EU to charge Microsoft over web browser ruling breach

27 Sep 2012

The European Commission is planning to charge Microsoft for failing to offer some Windows 7 users a choice of web browser following a 2009 ruling.

As a result, Microsoft could be facing a large fine.

At a press conference in Warsaw, Poland, today, Joaquín Almunia, the EU’s Competition Commissioner, said the commission is considering the next steps in its case with Microsoft.

“In the past, we have taken on companies such as Microsoft. To meet one of our concerns, the company pledged to let consumers choose which web browser they would use with its Windows operating system,” said Almunia.

“By its own admission, Microsoft has failed to keep its promise. I take compliance very seriously and we are now considering the next steps,” he added.

The commission opened an investigation against Microsoft in July. At the time, Microsoft conceded that it failed to display a ‘Browser Choice Screen’ on Windows 7 (Service Pack 1) PCs in Europe.
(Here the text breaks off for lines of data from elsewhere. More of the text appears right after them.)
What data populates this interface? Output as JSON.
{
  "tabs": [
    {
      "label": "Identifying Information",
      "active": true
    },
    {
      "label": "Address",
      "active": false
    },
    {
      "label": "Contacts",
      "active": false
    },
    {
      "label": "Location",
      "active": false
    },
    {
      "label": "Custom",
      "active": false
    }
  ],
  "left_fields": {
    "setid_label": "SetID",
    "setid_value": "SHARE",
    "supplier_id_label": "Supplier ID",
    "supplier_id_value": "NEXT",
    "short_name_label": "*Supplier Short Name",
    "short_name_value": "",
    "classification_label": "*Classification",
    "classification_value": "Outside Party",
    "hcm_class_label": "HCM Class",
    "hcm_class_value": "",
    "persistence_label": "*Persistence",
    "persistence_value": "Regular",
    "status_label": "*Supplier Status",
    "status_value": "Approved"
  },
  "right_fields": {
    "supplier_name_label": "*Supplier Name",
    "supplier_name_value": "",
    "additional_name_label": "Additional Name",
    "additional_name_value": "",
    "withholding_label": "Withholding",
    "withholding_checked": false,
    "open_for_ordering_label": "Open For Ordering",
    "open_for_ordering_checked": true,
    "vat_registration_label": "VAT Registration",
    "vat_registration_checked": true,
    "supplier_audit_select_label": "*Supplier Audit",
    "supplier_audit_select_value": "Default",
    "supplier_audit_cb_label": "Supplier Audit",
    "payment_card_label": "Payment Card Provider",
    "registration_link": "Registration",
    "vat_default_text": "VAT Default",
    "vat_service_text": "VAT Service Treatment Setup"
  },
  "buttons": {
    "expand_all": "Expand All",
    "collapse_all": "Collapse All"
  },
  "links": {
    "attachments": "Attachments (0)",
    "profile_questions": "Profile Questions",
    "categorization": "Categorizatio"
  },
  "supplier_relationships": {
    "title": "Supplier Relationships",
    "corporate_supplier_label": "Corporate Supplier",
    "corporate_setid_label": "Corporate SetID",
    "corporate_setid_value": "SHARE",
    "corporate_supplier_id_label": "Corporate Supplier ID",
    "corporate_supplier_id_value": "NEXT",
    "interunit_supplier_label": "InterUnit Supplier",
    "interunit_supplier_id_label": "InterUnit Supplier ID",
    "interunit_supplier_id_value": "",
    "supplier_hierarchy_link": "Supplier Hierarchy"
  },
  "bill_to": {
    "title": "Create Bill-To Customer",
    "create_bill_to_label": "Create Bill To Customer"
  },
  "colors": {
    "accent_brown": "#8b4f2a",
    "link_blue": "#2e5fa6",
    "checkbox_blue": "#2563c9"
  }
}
Meanwhile, Almunia also alluded to the commission’s anti-trust investigation against Google that started two years ago, based on complaints from companies, including Microsoft and TripAdvisor, over the search engine’s competitive dominance.

“We are discussing with the company to see whether we can solve this case with effective commitments in the interest of users. Otherwise, we will need to pursue formal proceedings,” said Almunia today.

Carmel Doyle was a long-time reporter with Silicon Republic